The Guardian | Jan 14, 2022
As Ghosh writes in the final lines of the book, it is not of billionaires or technology that will save us, but instead a “vitalist mass movement”, driven by human spirit, that “may actually be magical enough to change hearts and minds across the world”.
Global Citizen | Oct 14, 2021
“Art is non-prescriptive,” he said. “It’s not telling you what to do or what to think. It’s merely pointing out something and hopefully highlighting it in a way that you didn’t see before, so I think it has its place next to science, next to policy, next to campaigning and activism and innovation. “I guess I see my role as an artist to help develop that entire ecosystem,” he said.
curated by Stephan Jacobs
Saari Residency / Kone Foundation
DEADLINE for 2023 Sessions: Applications Feb 1 - May 15, 2022
WHO: Emerging to well-established multidisciplinary artists
DURATION: 1 week to 2 months
This week’s featured residency program is the Kone Foundation’s innovative and esteemed Saari Residence program for interdisciplinary creative arts. The residency is located in a sustainably operated 18th-century manor house along the south-western coast of Finland. As the primary underwriter, the KONE Corporation (elevators, moving sidewalks, etc.) contributed $45.6 million to artists and academic researchers in 2020. (Only contributions to the sciences, arts, and cultural heritage are eligible for Finnish corporate tax reductions.)
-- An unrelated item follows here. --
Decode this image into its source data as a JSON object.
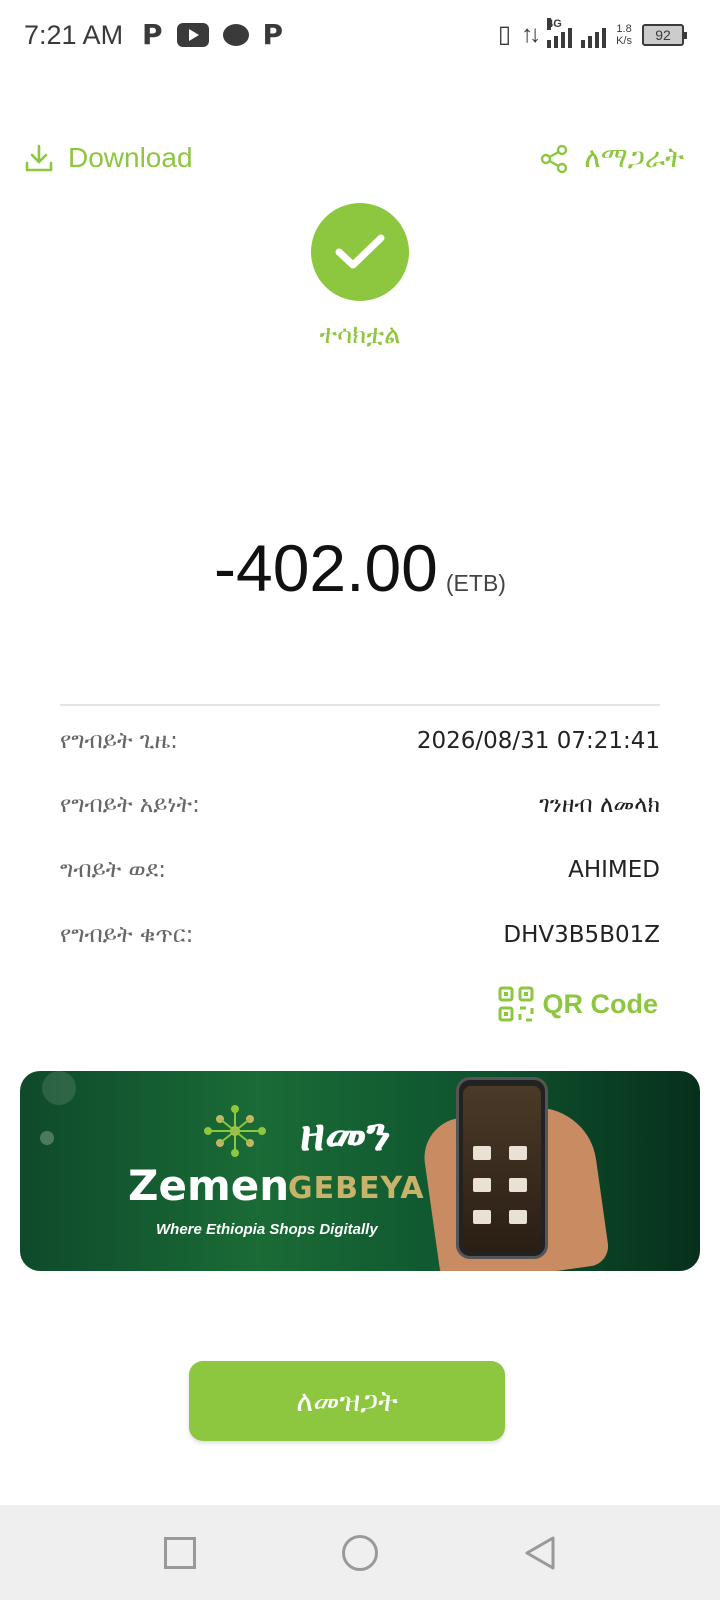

The residency states its “long-term activities and thinking are underpinned by an ecological approach, which also covers social and mental sustainability. Its keywords are slowness, insight and change.” The weave of artistic disciplines of Saari residents span the gamut. The handful of synergistic projects I reviewed were rooted in research and consideration of the local environment at Mynämäki.
Though the residency is open to all, a number of residencies are reserved for Finns. Of note is the recent partnership of the Saari Residence and Saastamoinen Foundation with Artists at Risk / Perpetuum Mobile to provide two-month residencies for persecuted and politically at-risk professionals in the visual arts.
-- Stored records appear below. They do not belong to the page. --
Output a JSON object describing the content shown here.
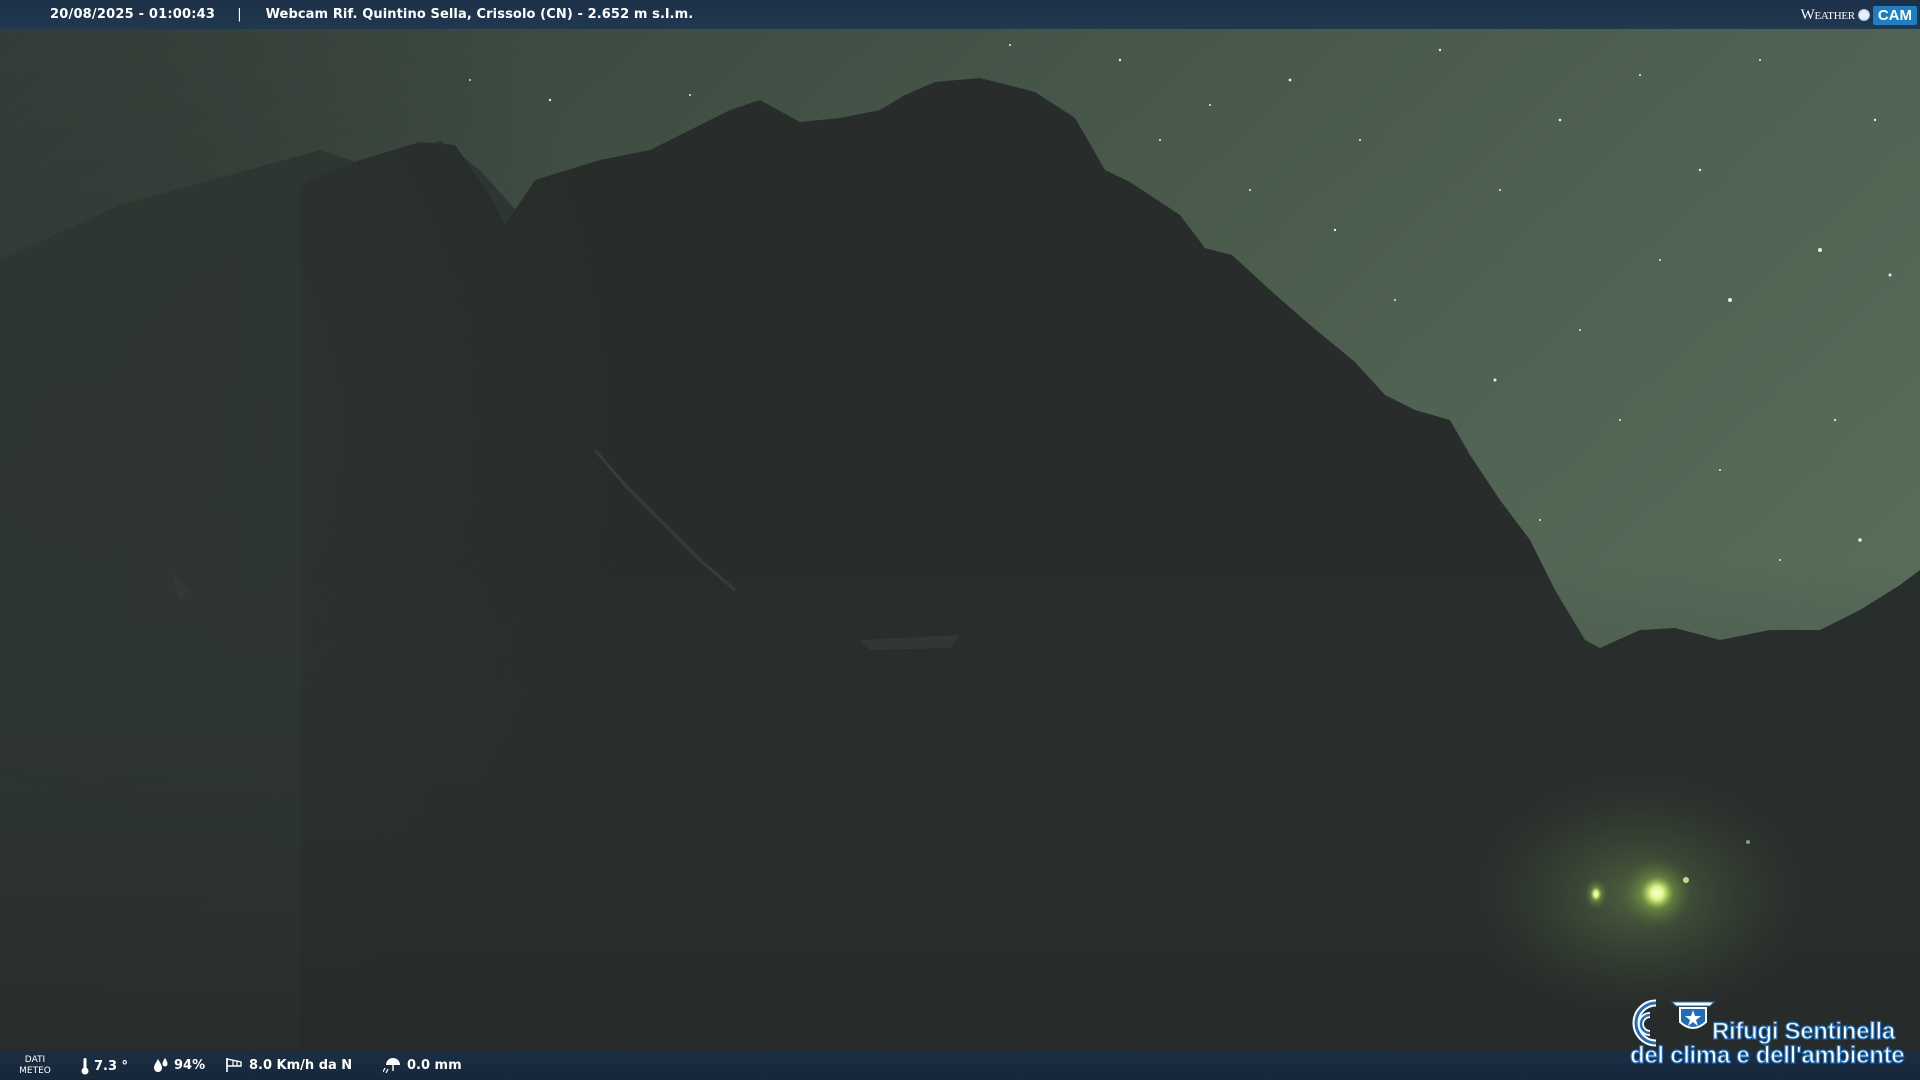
{
  "header": {
    "timestamp": "20/08/2025 - 01:00:43",
    "separator": "|",
    "title": "Webcam Rif. Quintino Sella, Crissolo (CN) - 2.652 m s.l.m.",
    "brand_weather": "Weather",
    "brand_cam": "CAM"
  },
  "weather_bar": {
    "label_line1": "DATI",
    "label_line2": "METEO",
    "temperature": "7.3 °",
    "humidity": "94%",
    "wind": "8.0 Km/h da N",
    "rain": "0.0 mm",
    "icons": {
      "temperature": "thermometer-icon",
      "humidity": "humidity-drops-icon",
      "wind": "windsock-icon",
      "rain": "rain-umbrella-icon"
    }
  },
  "logo": {
    "line1": "Rifugi Sentinella",
    "line2": "del clima e dell'ambiente",
    "icons": [
      "cnr-logo-icon",
      "cai-star-shield-icon"
    ]
  },
  "colors": {
    "bar_background": "#1c3147",
    "sky": "#4f6151",
    "mountain": "#282d2b",
    "lamp_glow": "#eaff9a",
    "logo_outline": "#1e6dc0",
    "brand_cam": "#1c7fc6"
  }
}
Stephan Jacobs is a Boston-based artist, educator, and the acting faculty director of Emmanuel College’s institutional artist residency and co-founder of an academic partnership with Bauhaus University, Weimar.
If you know of a good potential addition to this list, please reach out to Stephan at email@example.com.
Sounds Like a Plan is all about 'greening' the entire UK music industry. The hosts do a great job and keep things breezy and relatable. Here's a good episode for starters:
The climate crisis is the most urgent issue facing the planet right now. But can music help save the world? Sounds Like A Plan is the podcast series finding out. Each episode chats to a name in the music world taking action – and not just those in front of the mic... from festival bosses to artists, record labels to data analysts. Hosted by journalist Greg Cochrane and musician and activist Fay Milton, from the band Savages and co-founder of Music Declares Emergency.